icon bookmark-bicon bookmarkicon cameraicon checkicon chevron downicon chevron lefticon chevron righticon chevron upicon closeicon v-compressicon downloadicon editicon v-expandicon fbicon fileicon filtericon flag ruicon full chevron downicon full chevron lefticon full chevron righticon full chevron upicon gpicon insicon mailicon moveicon-musicicon mutedicon nomutedicon okicon v-pauseicon v-playicon searchicon shareicon sign inicon sign upicon stepbackicon stepforicon swipe downicon tagicon tagsicon tgicon trashicon twicon vkicon yticon wticon fm

New head for young state – Abkhazia votes

Abkhazian polling stations have opened their doors for voters on Friday in the fifth presidential election in Abkhazia’s history, and the second since it was recognized as an independent state in 2008.

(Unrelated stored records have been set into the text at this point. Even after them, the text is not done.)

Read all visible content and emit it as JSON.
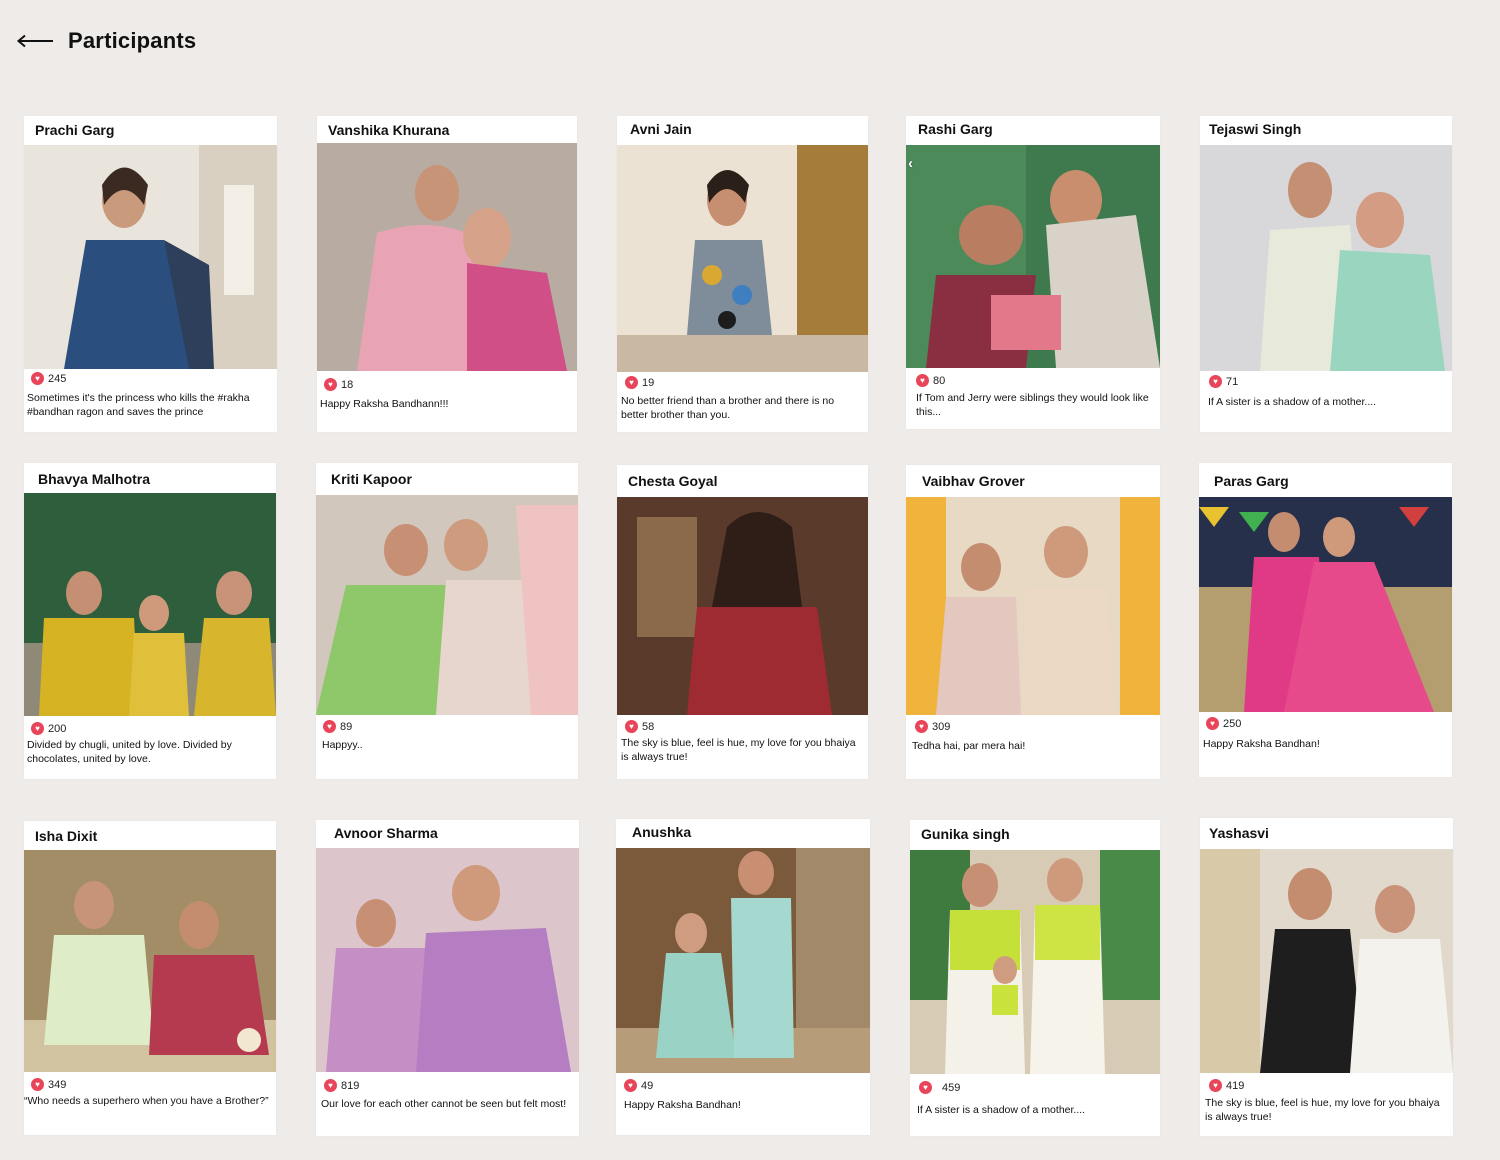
{
  "header": {
    "title": "Participants",
    "back_icon": "arrow-left-icon"
  },
  "like_icon": "heart-icon",
  "accent_color": "#e8455a",
  "cards": [
    {
      "name": "Prachi Garg",
      "likes": "245",
      "caption": "Sometimes it's the princess who kills the #rakha #bandhan ragon and saves the prince"
    },
    {
      "name": "Vanshika Khurana",
      "likes": "18",
      "caption": "Happy Raksha Bandhann!!!"
    },
    {
      "name": "Avni Jain",
      "likes": "19",
      "caption": "No better friend than a brother and there is no better brother than you."
    },
    {
      "name": "Rashi Garg",
      "likes": "80",
      "caption": "If Tom and Jerry were siblings they would look like this..."
    },
    {
      "name": "Tejaswi Singh",
      "likes": "71",
      "caption": "If A sister is a shadow of a mother...."
    },
    {
      "name": "Bhavya Malhotra",
      "likes": "200",
      "caption": "Divided by chugli, united by love. Divided by chocolates, united by love."
    },
    {
      "name": "Kriti Kapoor",
      "likes": "89",
      "caption": "Happyy.."
    },
    {
      "name": "Chesta Goyal",
      "likes": "58",
      "caption": "The sky is blue, feel is hue, my love for you bhaiya is always true!"
    },
    {
      "name": "Vaibhav Grover",
      "likes": "309",
      "caption": "Tedha hai, par mera hai!"
    },
    {
      "name": "Paras Garg",
      "likes": "250",
      "caption": "Happy Raksha Bandhan!"
    },
    {
      "name": "Isha Dixit",
      "likes": "349",
      "caption": "“Who needs a superhero when you have a Brother?”"
    },
    {
      "name": "Avnoor Sharma",
      "likes": "819",
      "caption": "Our love for each other cannot be seen but felt most!"
    },
    {
      "name": "Anushka",
      "likes": "49",
      "caption": "Happy Raksha Bandhan!"
    },
    {
      "name": "Gunika singh",
      "likes": "459",
      "caption": "If A sister is a shadow of a mother...."
    },
    {
      "name": "Yashasvi",
      "likes": "419",
      "caption": "The sky is blue, feel is hue, my love for you bhaiya is always true!"
    }
  ]
}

The election comes on a historic day for the Abkhaz people – three years ago on August 26, Dmitry Medvedev, the President of Russia, recognized this young republic as an independent state.There are three candidates running for the post. But the former President Sergey Bagapsh’s sudden death from heart failure has left a sort of political vacuum in Abkhazia. There appears to be no certain front runner in the ballot.Among those three are two top Abkhazian officials – acting President Aleksandr Ankvab and Prime Minister Sergey Shamba. The third is Raul Khadjimba, a former vice president. The latter is the most critical of what he calls the country’s overdependence on Russia. Around 140,000 are on the polling lists in the 172 stations throughout the country, while a 70-per cent turnout is expected. Abkhazian police are on high alert. At 20:00 local time (18:00GMT) all polling stations across Abkhazia closed. According to preliminarily information, 75,000 people took part in the elections.Representatives from 27 countries have come to monitor the polling from the around the region and from the EU. “My impression is good. I can support what you’re doing here – fighting for you sovereignty, independence, democracy. I appreciate this fighting for freedom,” says Domenic Baetig, an observer from the Swiss Parliament.  Georgia did not want many observers to come to the Abkhazian elections as it still regards the new republic as a part of its territory.The winner of the election will face tough challenges economically and politically, and will have to build up the newly-recognized tiny state.The long fight for independence from Georgia, since the collapse of the Soviet Union, has left the country’s main industries – agriculture and tourism – in a poor state.  Rebuilding and restructuring the country is expected to become the top priority for the newly-elected president.Abkhazia’s late president Sergey Bagapsh passed away on May 29. He led his country for more than six years in a struggle to retain hard-won independence from Georgia.